## Exercise aim
Lines below that include the word "JSON" should each be copied.

Dataset excerpts
────────────────────────────────────────

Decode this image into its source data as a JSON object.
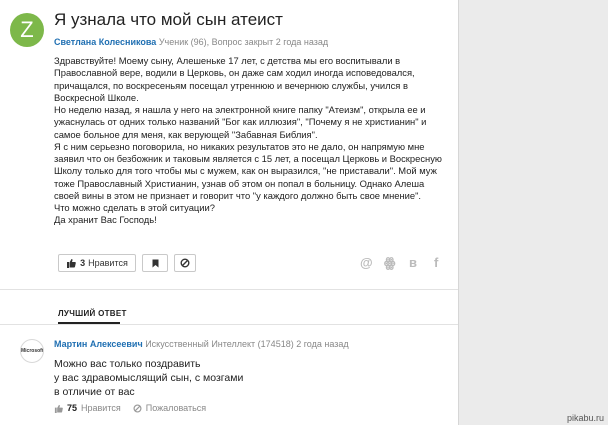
{
  "question": {
    "avatar_letter": "Z",
    "title": "Я узнала что мой сын атеист",
    "author": "Светлана Колесникова",
    "meta": "Ученик (96), Вопрос закрыт 2 года назад",
    "body": [
      "Здравствуйте! Моему сыну, Алешеньке 17 лет, с детства мы его воспитывали в",
      "Православной вере, водили в Церковь, он даже сам ходил иногда исповедовался,",
      "причащался, по воскресеньям посещал утреннюю и вечернюю службы, учился в",
      "Воскресной Школе.",
      "Но неделю назад, я нашла у него на электронной книге папку \"Атеизм\", открыла ее и",
      "ужаснулась от одних только названий \"Бог как иллюзия\", \"Почему я не христианин\" и",
      "самое больное для меня, как верующей \"Забавная Библия\".",
      "Я с ним серьезно поговорила, но никаких результатов это не дало, он напрямую мне",
      "заявил что он безбожник и таковым является с 15 лет, а посещал Церковь и Воскресную",
      "Школу только для того чтобы мы с мужем, как он выразился, \"не приставали\". Мой муж",
      "тоже Православный Христианин, узнав об этом он попал в больницу. Однако Алеша",
      "своей вины в этом не признает и говорит что \"у каждого должно быть свое мнение\".",
      "Что можно сделать в этой ситуации?",
      "Да хранит Вас Господь!"
    ],
    "like_count": "3",
    "like_label": "Нравится"
  },
  "icons": {
    "like": "thumbs-up-icon",
    "flag": "flag-icon",
    "block": "block-icon",
    "mail": "mail-at-icon",
    "ok": "odnoklassniki-icon",
    "vk": "vk-icon",
    "fb": "facebook-icon"
  },
  "social": {
    "mail": "@",
    "ok": "ꙮ",
    "vk": "в",
    "fb": "f"
  },
  "best_answer": {
    "label": "ЛУЧШИЙ ОТВЕТ",
    "avatar_text": "Microsoft",
    "author": "Мартин Алексеевич",
    "meta": "Искусственный Интеллект (174518) 2 года назад",
    "body": [
      "Можно вас только поздравить",
      "у вас здравомыслящий сын, с мозгами",
      "в отличие от вас"
    ],
    "like_count": "75",
    "like_label": "Нравится",
    "report_label": "Пожаловаться"
  },
  "watermark": "pikabu.ru",
  "colors": {
    "accent": "#1f6fb2",
    "avatar_bg": "#7db84a"
  }
}
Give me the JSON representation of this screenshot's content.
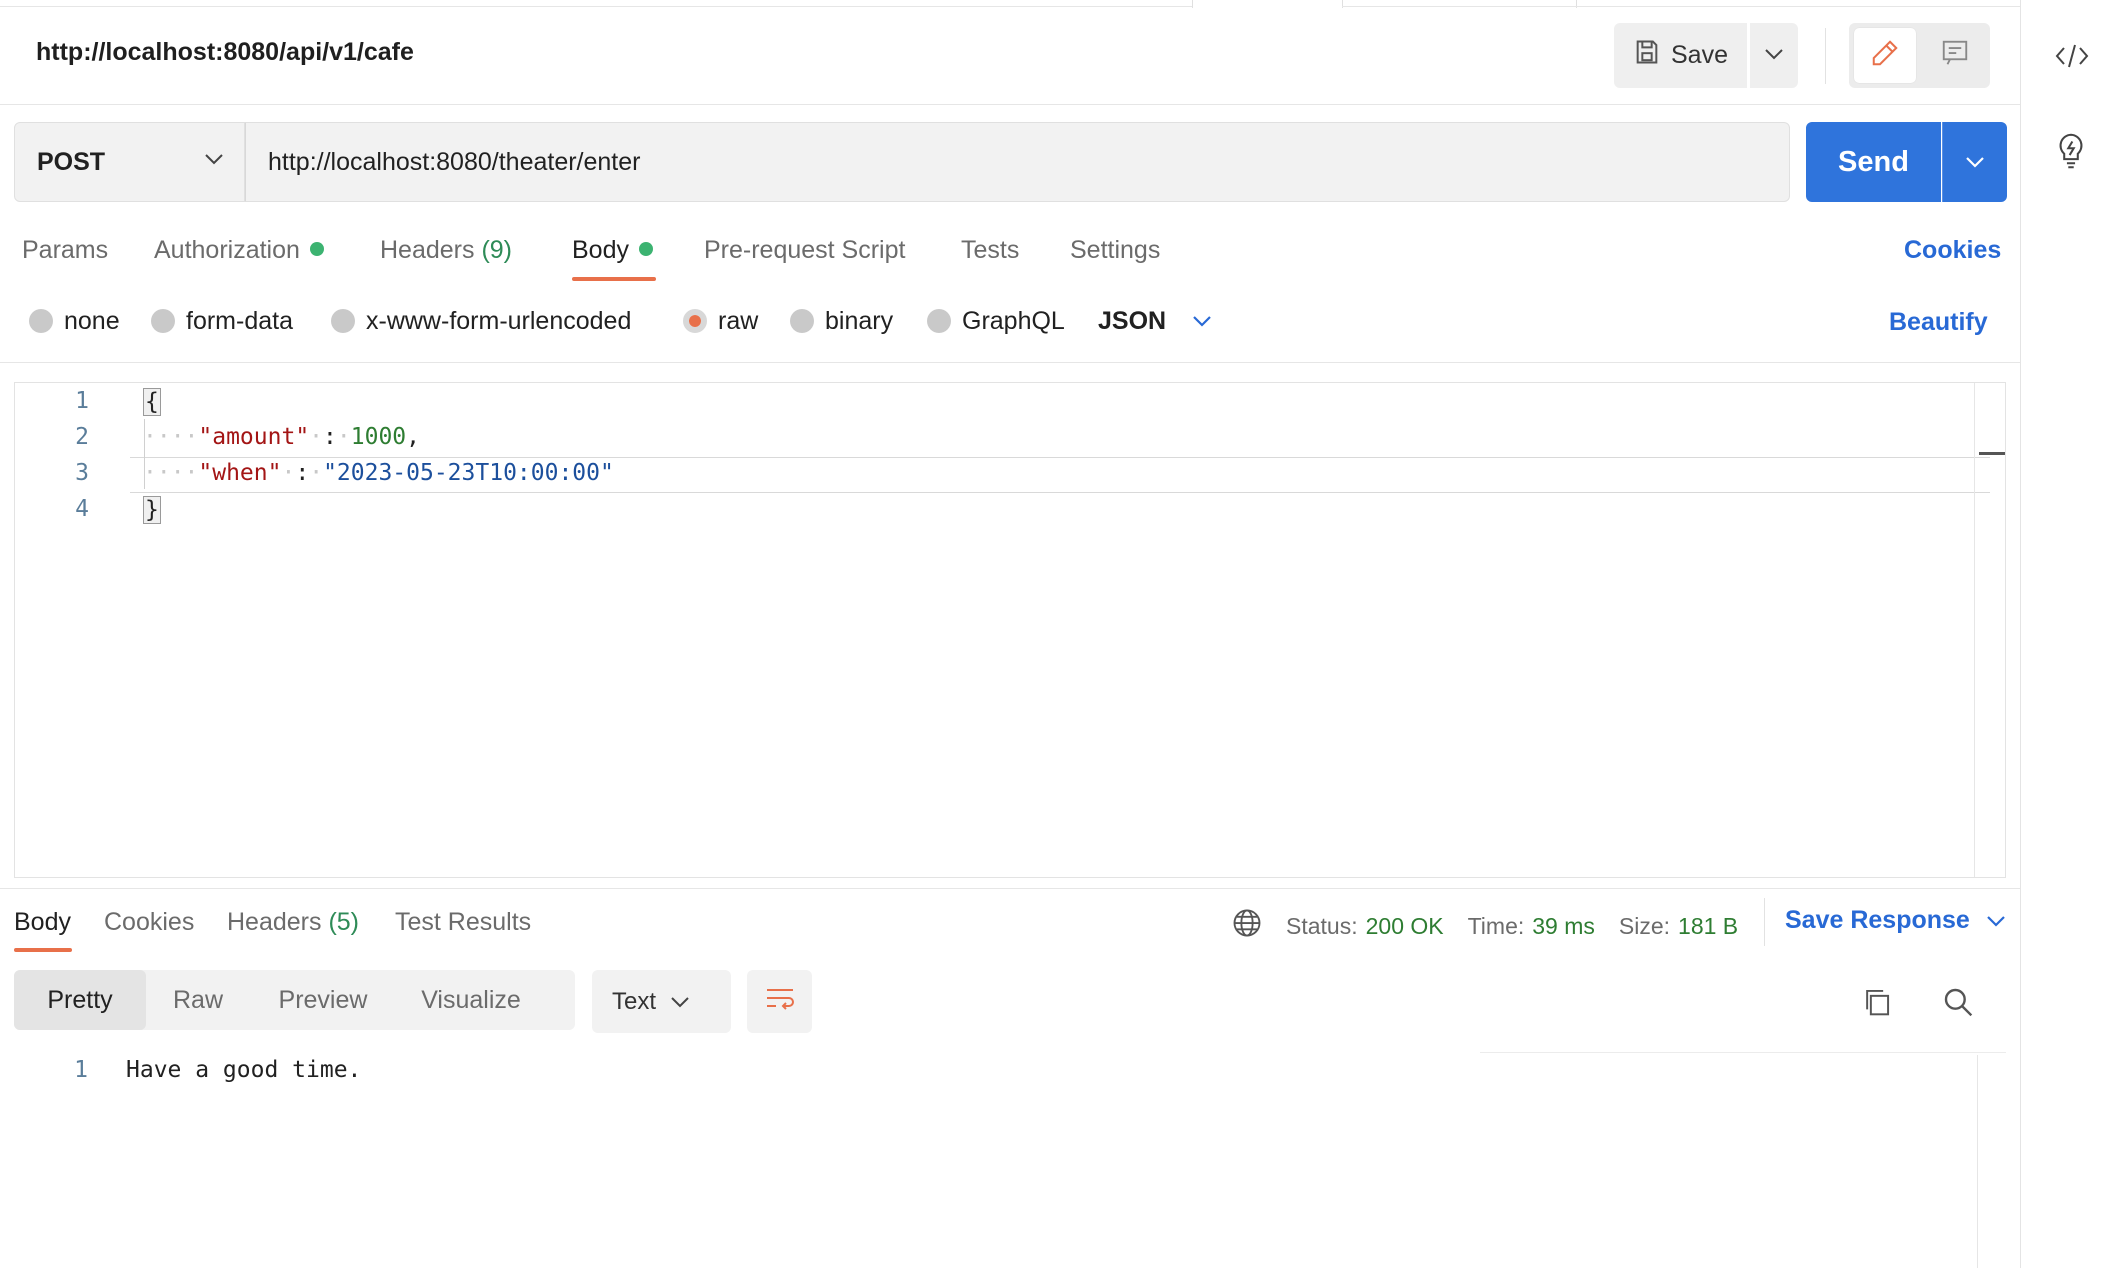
{
  "header": {
    "request_title": "http://localhost:8080/api/v1/cafe",
    "save_label": "Save"
  },
  "request": {
    "method": "POST",
    "url": "http://localhost:8080/theater/enter",
    "send_label": "Send"
  },
  "request_tabs": {
    "params": "Params",
    "authorization": "Authorization",
    "headers": "Headers",
    "headers_count": "(9)",
    "body": "Body",
    "prerequest": "Pre-request Script",
    "tests": "Tests",
    "settings": "Settings",
    "cookies": "Cookies"
  },
  "body_options": {
    "none": "none",
    "form_data": "form-data",
    "urlencoded": "x-www-form-urlencoded",
    "raw": "raw",
    "binary": "binary",
    "graphql": "GraphQL",
    "language": "JSON",
    "beautify": "Beautify",
    "selected": "raw"
  },
  "editor": {
    "line_numbers": [
      "1",
      "2",
      "3",
      "4"
    ],
    "open_brace": "{",
    "close_brace": "}",
    "key_amount": "\"amount\"",
    "val_amount": "1000",
    "key_when": "\"when\"",
    "val_when": "\"2023-05-23T10:00:00\"",
    "colon": ":",
    "comma": ",",
    "indent_dots": "····"
  },
  "response_tabs": {
    "body": "Body",
    "cookies": "Cookies",
    "headers": "Headers",
    "headers_count": "(5)",
    "test_results": "Test Results"
  },
  "response_status": {
    "status_label": "Status:",
    "status_value": "200 OK",
    "time_label": "Time:",
    "time_value": "39 ms",
    "size_label": "Size:",
    "size_value": "181 B",
    "save_response": "Save Response"
  },
  "response_view": {
    "pretty": "Pretty",
    "raw": "Raw",
    "preview": "Preview",
    "visualize": "Visualize",
    "format": "Text"
  },
  "response_body": {
    "line_number": "1",
    "text": "Have a good time."
  },
  "colors": {
    "accent_orange": "#e8704a",
    "send_blue": "#2f74dc",
    "link_blue": "#2869d5",
    "status_green": "#2e7d32"
  },
  "icons": [
    "save-icon",
    "chevron-down-icon",
    "pencil-icon",
    "comment-icon",
    "code-icon",
    "lightbulb-icon",
    "globe-icon",
    "wrap-lines-icon",
    "copy-icon",
    "search-icon"
  ]
}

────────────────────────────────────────

## Reply
Decode this image into its source data as a JSON object.
Give me the JSON representation of this screenshot's content.
    "language": "JSON",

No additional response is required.